But, over the years, their photographs have become bigger, more colorful and more phantasmagorical, as they have had more money to spend on cameras, costumes, props — and travel. They have used as backdrops some of the most other-worldly locations on the planet (Iceland, Nepal and Death Valley, among them). Technology, meanwhile, has allowed them to manipulate images, combining elements from separate frames into dazzlingly complex compositions. “We tend to be somewhat hasty photographers,” says Selesnick, “so we rely on being able to do things on the computer. Sometimes, when we photograph, we have no idea what the final image will look like.”
Photoshop solves that problem, and then some: The images in “Truppe Fledermaus” represent a wide variety of styles. “We’re raiding the history-of-photography larder,” says Selesnick, who, like Kahn, has an encyclopedic knowledge of what came before. When Selesnick mentions that Die Fledermaus was often performed during the era of the Vienna Secession, Kahn reels off a list of Secessionist painters, including Egon Schiele and Oskar Kokoschka, who have influenced their work.
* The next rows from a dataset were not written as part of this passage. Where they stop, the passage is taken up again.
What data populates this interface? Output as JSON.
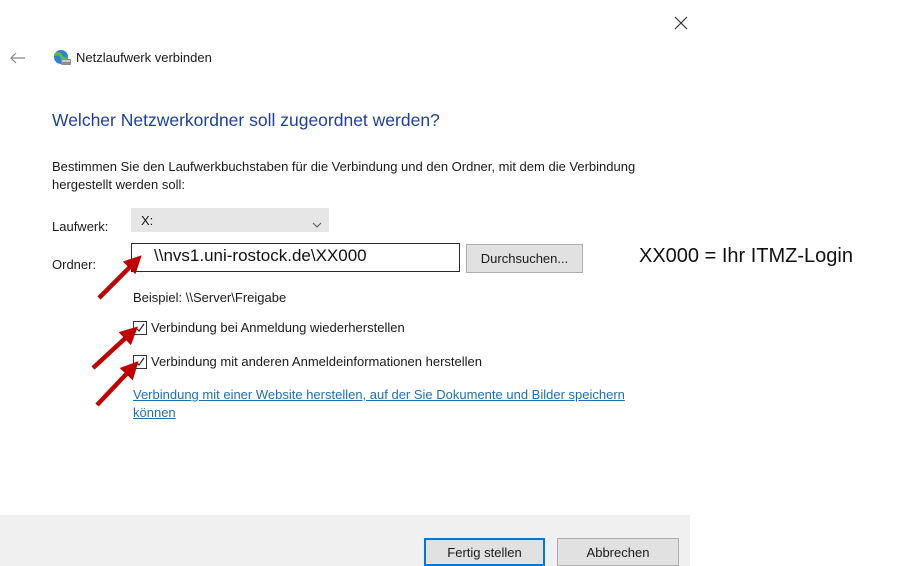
{
  "window": {
    "title": "Netzlaufwerk verbinden",
    "close_icon": "close-icon",
    "back_icon": "back-arrow-icon",
    "app_icon": "network-drive-icon"
  },
  "main": {
    "heading": "Welcher Netzwerkordner soll zugeordnet werden?",
    "instructions": "Bestimmen Sie den Laufwerkbuchstaben für die Verbindung und den Ordner, mit dem die Verbindung hergestellt werden soll:",
    "drive": {
      "label": "Laufwerk:",
      "value": "X:"
    },
    "folder": {
      "label": "Ordner:",
      "value": "\\\\nvs1.uni-rostock.de\\XX000"
    },
    "browse_label": "Durchsuchen...",
    "example": "Beispiel: \\\\Server\\Freigabe",
    "options": [
      {
        "label": "Verbindung bei Anmeldung wiederherstellen",
        "checked": true
      },
      {
        "label": "Verbindung mit anderen Anmeldeinformationen herstellen",
        "checked": true
      }
    ],
    "website_link": "Verbindung mit einer Website herstellen, auf der Sie Dokumente und Bilder speichern können"
  },
  "annotation": {
    "text": "XX000 = Ihr ITMZ-Login",
    "arrow_color": "#c00000"
  },
  "footer": {
    "finish_label": "Fertig stellen",
    "cancel_label": "Abbrechen"
  },
  "colors": {
    "heading": "#1f3f9e",
    "link": "#1f6fb5",
    "default_button_border": "#0078d7"
  }
}
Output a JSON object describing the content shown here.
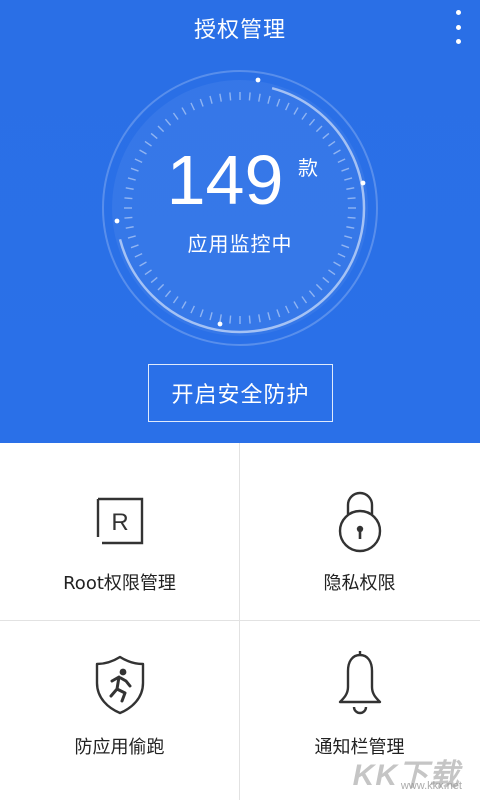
{
  "header": {
    "title": "授权管理",
    "count": "149",
    "count_unit": "款",
    "status": "应用监控中",
    "protect_button": "开启安全防护"
  },
  "tiles": [
    {
      "label": "Root权限管理",
      "icon": "root-r-icon"
    },
    {
      "label": "隐私权限",
      "icon": "lock-icon"
    },
    {
      "label": "防应用偷跑",
      "icon": "shield-runner-icon"
    },
    {
      "label": "通知栏管理",
      "icon": "bell-icon"
    }
  ],
  "watermark": {
    "brand": "KK下载",
    "url": "www.kkx.net"
  },
  "colors": {
    "header_bg": "#2a70e8",
    "divider": "#e2e2e2",
    "text_dark": "#222222"
  }
}
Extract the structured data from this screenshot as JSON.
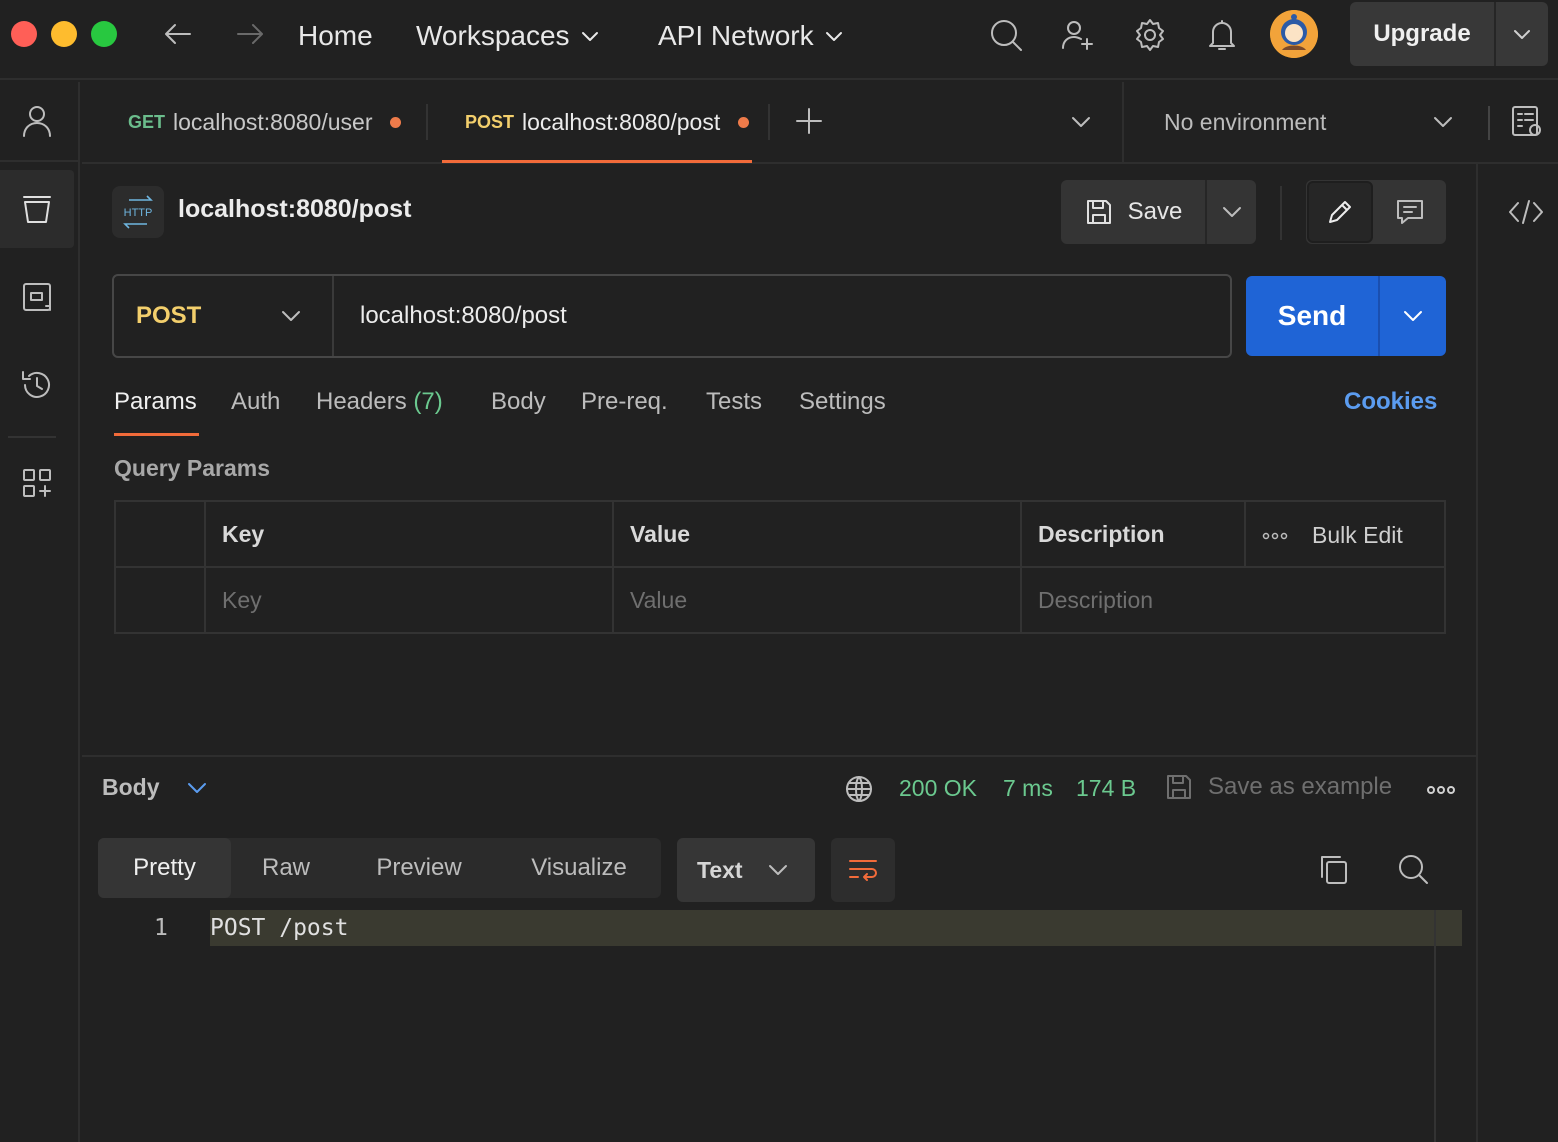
{
  "topbar": {
    "nav": {
      "home": "Home",
      "workspaces": "Workspaces",
      "api_network": "API Network"
    },
    "upgrade_label": "Upgrade"
  },
  "tabs": [
    {
      "method": "GET",
      "url": "localhost:8080/user",
      "unsaved": true,
      "active": false
    },
    {
      "method": "POST",
      "url": "localhost:8080/post",
      "unsaved": true,
      "active": true
    }
  ],
  "environment": {
    "selected": "No environment"
  },
  "request": {
    "title": "localhost:8080/post",
    "http_badge": "HTTP",
    "save_label": "Save",
    "method": "POST",
    "url": "localhost:8080/post",
    "send_label": "Send"
  },
  "request_tabs": {
    "params": "Params",
    "auth": "Auth",
    "headers": "Headers",
    "headers_count": "(7)",
    "body": "Body",
    "prereq": "Pre-req.",
    "tests": "Tests",
    "settings": "Settings",
    "cookies": "Cookies",
    "active": "Params"
  },
  "query_params": {
    "heading": "Query Params",
    "columns": {
      "key": "Key",
      "value": "Value",
      "description": "Description"
    },
    "bulk_edit": "Bulk Edit",
    "placeholders": {
      "key": "Key",
      "value": "Value",
      "description": "Description"
    }
  },
  "response": {
    "section_label": "Body",
    "status": "200 OK",
    "time": "7 ms",
    "size": "174 B",
    "save_example": "Save as example",
    "views": {
      "pretty": "Pretty",
      "raw": "Raw",
      "preview": "Preview",
      "visualize": "Visualize",
      "active": "Pretty"
    },
    "format": "Text",
    "lines": [
      {
        "num": "1",
        "text": "POST /post"
      }
    ]
  },
  "colors": {
    "accent_orange": "#f26b3a",
    "send_blue": "#1f64d6",
    "post_yellow": "#f3cf6c",
    "get_green": "#6bbd8c",
    "status_green": "#6bc98f",
    "cookies_blue": "#5b9cf0"
  }
}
But Schiele and Kokoschka weren’t partners like Kahn and Selesnick, who have had an unusually long collaboration for a pair of artists who aren’t romantically involved. Intense periods of discussion and photos shoots at which both men compose — and pose — alternate with time apart when they produce images on easels and computer screens. “Being able to go back to our rooms gives us creative freedom after the time together,” says Kahn. “We both need both.” But authorship is always joint. After all, this is a partnership based on a shared sensibility, and, perhaps, a shared fate. Like the Truppe Fledermaus, Selesnick says, he and Kahn delight in “having an extra dimension to inhabit, a haven in which to process our existential anxieties.” Besides, says Kahn, “You can’t be a traveling circus by yourself.”